§ Activity:
Reproduce without any pictures the lines from the one that contains "Convert this screenshot" through the end of the records, exactly as written.

#### Supplied records ####

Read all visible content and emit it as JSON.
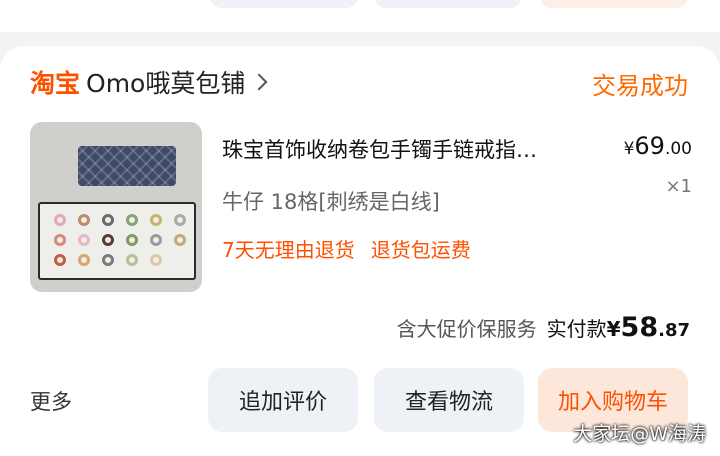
{
  "shop": {
    "logo_text": "淘宝",
    "name": "Omo哦莫包铺",
    "status": "交易成功"
  },
  "product": {
    "title": "珠宝首饰收纳卷包手镯手链戒指…",
    "price_currency": "¥",
    "price_int": "69",
    "price_dec": ".00",
    "sku": "牛仔  18格[刺绣是白线]",
    "quantity": "×1",
    "services": [
      "7天无理由退货",
      "退货包运费"
    ]
  },
  "payment": {
    "note": "含大促价保服务",
    "label": "实付款",
    "currency": "¥",
    "int": "58",
    "dec": ".87"
  },
  "actions": {
    "more_label": "更多",
    "review_label": "追加评价",
    "logistics_label": "查看物流",
    "cart_label": "加入购物车"
  },
  "watermark": "大家坛@W海涛",
  "colors": {
    "brand": "#ff5000",
    "status": "#ff6a00",
    "button_gray": "#eef1f6",
    "button_orange_bg": "#fde6da"
  },
  "icons": [
    "chevron-right-icon"
  ]
}
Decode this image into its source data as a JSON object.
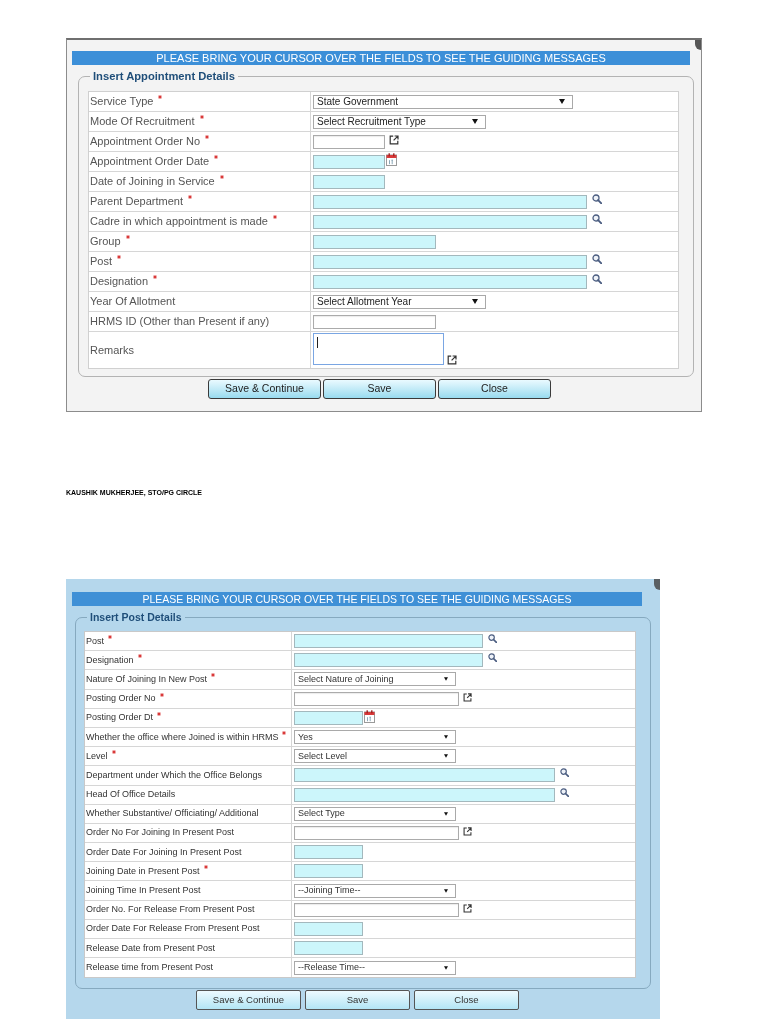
{
  "appointment_form": {
    "banner": "PLEASE BRING YOUR CURSOR OVER THE FIELDS TO SEE THE GUIDING MESSAGES",
    "legend": "Insert Appointment Details",
    "fields": [
      {
        "label": "Service Type",
        "required": true,
        "kind": "select",
        "value": "State Government",
        "focused": false
      },
      {
        "label": "Mode Of Recruitment",
        "required": true,
        "kind": "select",
        "value": "Select Recruitment Type",
        "focused": false
      },
      {
        "label": "Appointment Order No",
        "required": true,
        "kind": "linked_text",
        "focused": false
      },
      {
        "label": "Appointment Order Date",
        "required": true,
        "kind": "date",
        "focused": false
      },
      {
        "label": "Date of Joining in Service",
        "required": true,
        "kind": "shaded",
        "focused": false
      },
      {
        "label": "Parent Department",
        "required": true,
        "kind": "lookup",
        "focused": false
      },
      {
        "label": "Cadre in which appointment is made",
        "required": true,
        "kind": "lookup",
        "focused": false
      },
      {
        "label": "Group",
        "required": true,
        "kind": "shaded",
        "focused": false
      },
      {
        "label": "Post",
        "required": true,
        "kind": "lookup",
        "focused": false
      },
      {
        "label": "Designation",
        "required": true,
        "kind": "lookup",
        "focused": false
      },
      {
        "label": "Year Of Allotment",
        "required": false,
        "kind": "select",
        "value": "Select Allotment Year",
        "focused": false
      },
      {
        "label": "HRMS ID (Other than Present if any)",
        "required": false,
        "kind": "text",
        "focused": false
      },
      {
        "label": "Remarks",
        "required": false,
        "kind": "textarea",
        "focused": true
      }
    ],
    "buttons": [
      "Save & Continue",
      "Save",
      "Close"
    ]
  },
  "caption": "KAUSHIK MUKHERJEE, STO/PG CIRCLE",
  "post_form": {
    "banner": "PLEASE BRING YOUR CURSOR OVER THE FIELDS TO SEE THE GUIDING MESSAGES",
    "legend": "Insert Post Details",
    "fields": [
      {
        "label": "Post",
        "required": true,
        "kind": "lookup"
      },
      {
        "label": "Designation",
        "required": true,
        "kind": "lookup"
      },
      {
        "label": "Nature Of Joining In New Post",
        "required": true,
        "kind": "select",
        "value": "Select Nature of Joining"
      },
      {
        "label": "Posting Order No",
        "required": true,
        "kind": "linked_text"
      },
      {
        "label": "Posting Order Dt",
        "required": true,
        "kind": "date"
      },
      {
        "label": "Whether the office where Joined is within HRMS",
        "required": true,
        "kind": "select",
        "value": "Yes"
      },
      {
        "label": "Level",
        "required": true,
        "kind": "select",
        "value": "Select Level"
      },
      {
        "label": "Department under Which the Office Belongs",
        "required": false,
        "kind": "lookup"
      },
      {
        "label": "Head Of Office Details",
        "required": false,
        "kind": "lookup"
      },
      {
        "label": "Whether Substantive/ Officiating/ Additional",
        "required": false,
        "kind": "select",
        "value": "Select Type"
      },
      {
        "label": "Order No For Joining In Present Post",
        "required": false,
        "kind": "linked_text"
      },
      {
        "label": "Order Date For Joining In Present Post",
        "required": false,
        "kind": "shaded"
      },
      {
        "label": "Joining Date in Present Post",
        "required": true,
        "kind": "shaded"
      },
      {
        "label": "Joining Time In Present Post",
        "required": false,
        "kind": "select",
        "value": "--Joining Time--"
      },
      {
        "label": "Order No. For Release From Present Post",
        "required": false,
        "kind": "linked_text"
      },
      {
        "label": "Order Date For Release From Present Post",
        "required": false,
        "kind": "shaded"
      },
      {
        "label": "Release Date from Present Post",
        "required": false,
        "kind": "shaded"
      },
      {
        "label": "Release time from Present Post",
        "required": false,
        "kind": "select",
        "value": "--Release Time--"
      }
    ],
    "buttons": [
      "Save & Continue",
      "Save",
      "Close"
    ]
  }
}
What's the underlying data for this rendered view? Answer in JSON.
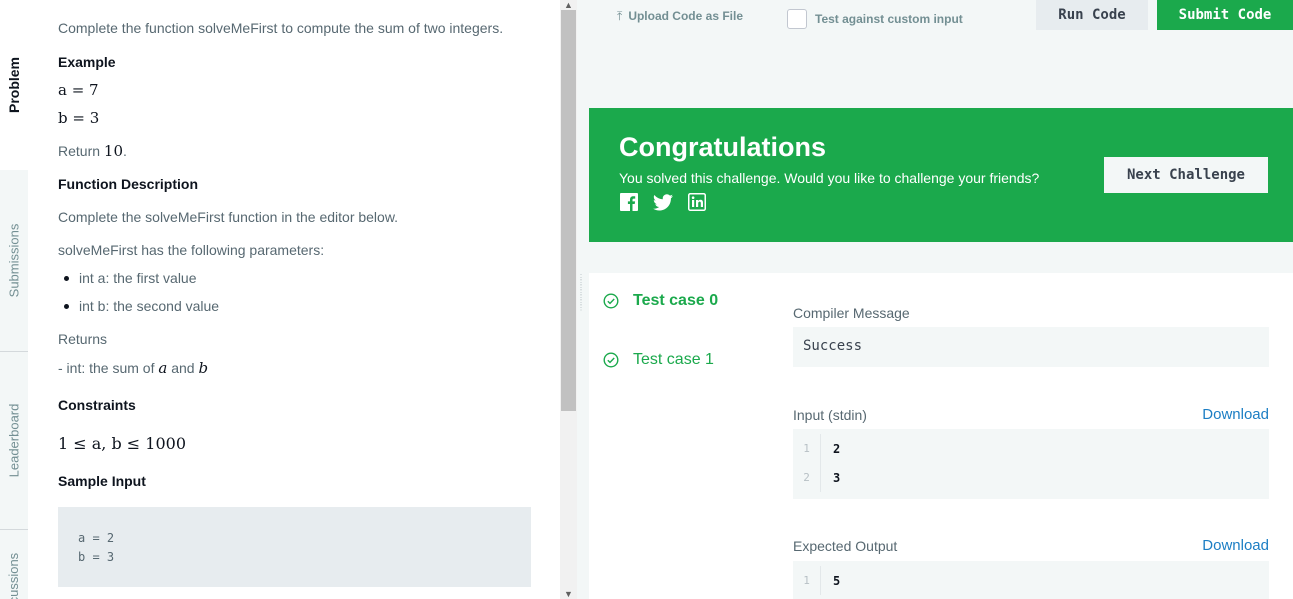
{
  "tabs": {
    "problem": "Problem",
    "submissions": "Submissions",
    "leaderboard": "Leaderboard",
    "discussions": "Discussions"
  },
  "problem": {
    "intro": "Complete the function solveMeFirst to compute the sum of two integers.",
    "example_heading": "Example",
    "example_a": "a = 7",
    "example_b": "b = 3",
    "return_prefix": "Return ",
    "return_value": "10",
    "return_suffix": ".",
    "function_heading": "Function Description",
    "function_text": "Complete the solveMeFirst function in the editor below.",
    "params_text": "solveMeFirst has the following parameters:",
    "params": [
      "int a: the first value",
      "int b: the second value"
    ],
    "returns_heading": "Returns",
    "returns_prefix": "- int: the sum of ",
    "returns_a": "a",
    "returns_and": " and ",
    "returns_b": "b",
    "constraints_heading": "Constraints",
    "constraint": "1 ≤ a, b ≤ 1000",
    "sample_heading": "Sample Input",
    "sample_lines": [
      "a = 2",
      "b = 3"
    ]
  },
  "toolbar": {
    "upload_label": "Upload Code as File",
    "custom_input_label": "Test against custom input",
    "run_label": "Run Code",
    "submit_label": "Submit Code"
  },
  "congrats": {
    "title": "Congratulations",
    "text": "You solved this challenge. Would you like to challenge your friends?",
    "next_label": "Next Challenge",
    "social": [
      "facebook-icon",
      "twitter-icon",
      "linkedin-icon"
    ]
  },
  "results": {
    "test_cases": [
      "Test case 0",
      "Test case 1"
    ],
    "compiler_label": "Compiler Message",
    "compiler_message": "Success",
    "input_label": "Input (stdin)",
    "download_label": "Download",
    "input_lines": [
      {
        "n": "1",
        "v": "2"
      },
      {
        "n": "2",
        "v": "3"
      }
    ],
    "expected_label": "Expected Output",
    "expected_lines": [
      {
        "n": "1",
        "v": "5"
      }
    ]
  },
  "colors": {
    "accent_green": "#1ba94c",
    "link_blue": "#1c7ec4"
  }
}
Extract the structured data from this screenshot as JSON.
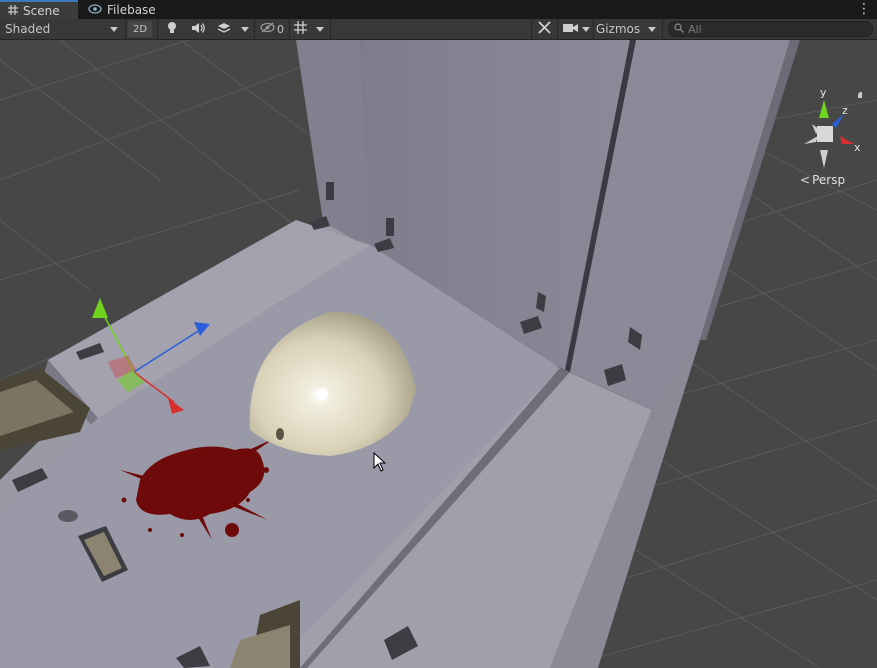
{
  "tabs": [
    {
      "label": "Scene",
      "icon": "grid-icon",
      "active": true
    },
    {
      "label": "Filebase",
      "icon": "eye-icon",
      "active": false
    }
  ],
  "toolbar": {
    "shading_mode": "Shaded",
    "mode_2d": "2D",
    "hidden_count": "0",
    "gizmos_label": "Gizmos",
    "search_placeholder": "All"
  },
  "scene_gizmo": {
    "axis_y": "y",
    "axis_z": "z",
    "axis_x": "x",
    "projection": "Persp"
  },
  "colors": {
    "accent": "#3a79bb",
    "axis_x": "#d92f2f",
    "axis_y": "#6fd21d",
    "axis_z": "#2b5fd9",
    "background": "#464646",
    "floor_panel": "#9090a0",
    "blood": "#6e0a0a",
    "sphere": "#e8e2cc"
  }
}
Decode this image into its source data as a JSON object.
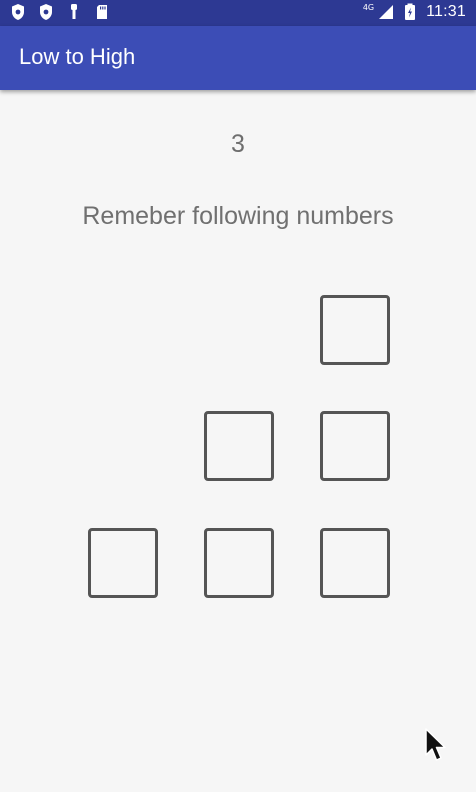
{
  "status_bar": {
    "network_type": "4G",
    "time": "11:31",
    "left_icons": [
      "shield-icon",
      "shield-icon",
      "usb-icon",
      "sd-card-icon"
    ],
    "right_icons": [
      "signal-icon",
      "battery-icon"
    ]
  },
  "app_bar": {
    "title": "Low to High",
    "color": "#3c4db6",
    "status_color": "#2d3993"
  },
  "main": {
    "counter": "3",
    "instruction": "Remeber following numbers",
    "cells": [
      {
        "row": 1,
        "col": 3,
        "value": ""
      },
      {
        "row": 2,
        "col": 2,
        "value": ""
      },
      {
        "row": 2,
        "col": 3,
        "value": ""
      },
      {
        "row": 3,
        "col": 1,
        "value": ""
      },
      {
        "row": 3,
        "col": 2,
        "value": ""
      },
      {
        "row": 3,
        "col": 3,
        "value": ""
      }
    ]
  }
}
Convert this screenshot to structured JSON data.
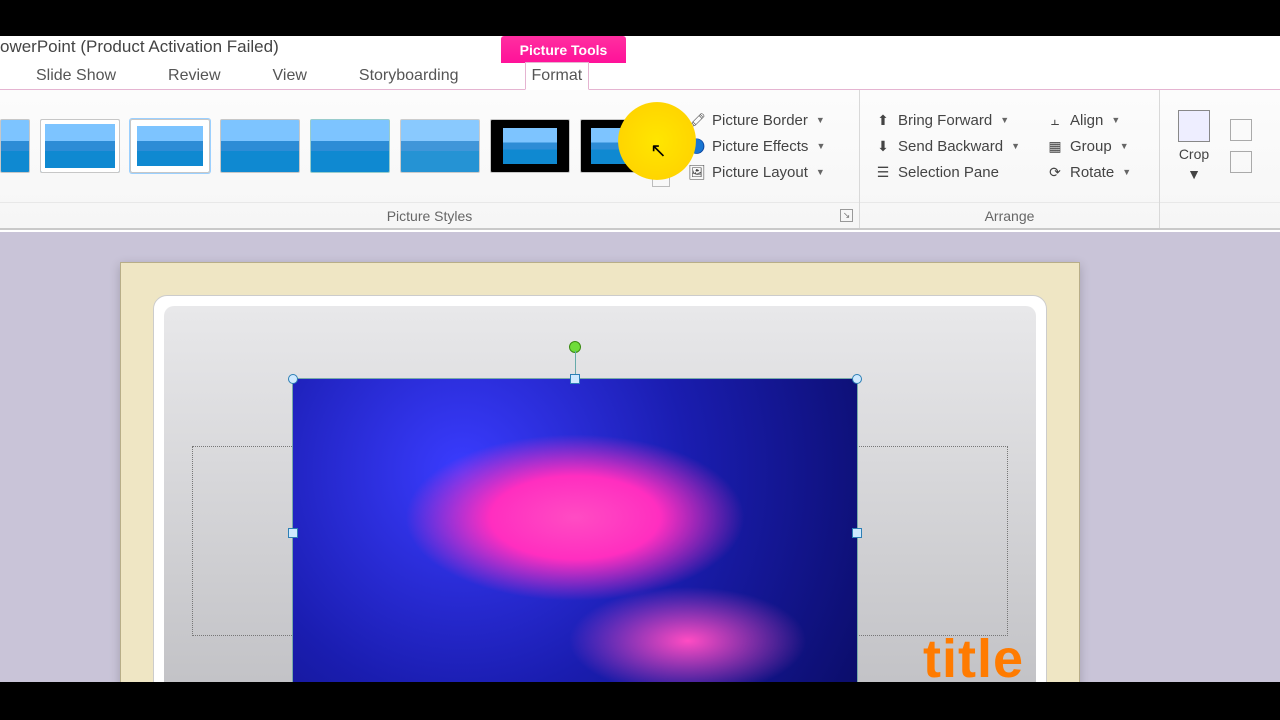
{
  "title": "owerPoint (Product Activation Failed)",
  "contextual_tab": "Picture Tools",
  "tabs": {
    "slide_show": "Slide Show",
    "review": "Review",
    "view": "View",
    "storyboarding": "Storyboarding",
    "format": "Format"
  },
  "groups": {
    "picture_styles": "Picture Styles",
    "arrange": "Arrange"
  },
  "buttons": {
    "picture_border": "Picture Border",
    "picture_effects": "Picture Effects",
    "picture_layout": "Picture Layout",
    "bring_forward": "Bring Forward",
    "send_backward": "Send Backward",
    "selection_pane": "Selection Pane",
    "align": "Align",
    "group": "Group",
    "rotate": "Rotate",
    "crop": "Crop"
  },
  "slide": {
    "title_text": "title"
  }
}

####

§ Solution to this exercise:
Convert this screenshot to structured JSON data.
{
  "title": "owerPoint (Product Activation Failed)",
  "contextual_tab": "Picture Tools",
  "tabs": {
    "slide_show": "Slide Show",
    "review": "Review",
    "view": "View",
    "storyboarding": "Storyboarding",
    "format": "Format"
  },
  "groups": {
    "picture_styles": "Picture Styles",
    "arrange": "Arrange"
  },
  "buttons": {
    "picture_border": "Picture Border",
    "picture_effects": "Picture Effects",
    "picture_layout": "Picture Layout",
    "bring_forward": "Bring Forward",
    "send_backward": "Send Backward",
    "selection_pane": "Selection Pane",
    "align": "Align",
    "group": "Group",
    "rotate": "Rotate",
    "crop": "Crop"
  },
  "slide": {
    "title_text": "title"
  }
}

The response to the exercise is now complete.